The recognition that a woman’s desire for power is no purer than a man’s would be a remarkable twist in an otherwise uninterrupted encomium, if Groff had followed through on it. Instead, she rescues Marie from any responsibility for her actions. As the novel closes, the now elderly abbess ruminates on the lake of fire in Revelation 19:20, understanding in it a prediction of global warming: “Marie suspects this fiery end would be the stone and the soil and the waters of the earth itself, through human folly and greed made too hot for it to be willing to bear any more life upon its back.” When, after her death, the monastery’s new abbess burns the book in which Marie records her divine revelations, Groff’s narrator laments the loss of “visions that might have shown a different path for the next millennium.” Instead of taking part in the great, foolish chain of human ambition, Marie is an ignored prophetess who might have saved the world from itself.
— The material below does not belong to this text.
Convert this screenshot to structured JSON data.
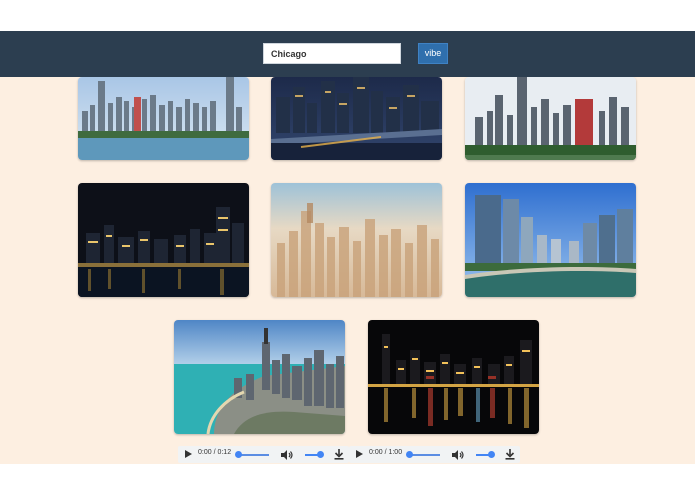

In the historical timeline, the one we have to live in, writing by medieval women did survive. The entrancing lais that play such a small part in Groff’s story, and that were very likely written by a woman, endure in five manuscripts. The fables attributed to the same writer survive in twenty-five copies. Some of the fictional Marie’s feminist visions are directly inspired by those of a real twelfth-century abbess, Hildegard of Bingen, from whom we have a vast body of letters and treatises. The past swallowed the brilliance of many women, but not all. Difficult as it is to face the prospect of a planet “too hot to bear humanity,” as Marie predicts in her final epiphany, perhaps it’s even harder to acknowledge that ours is a world women helped create.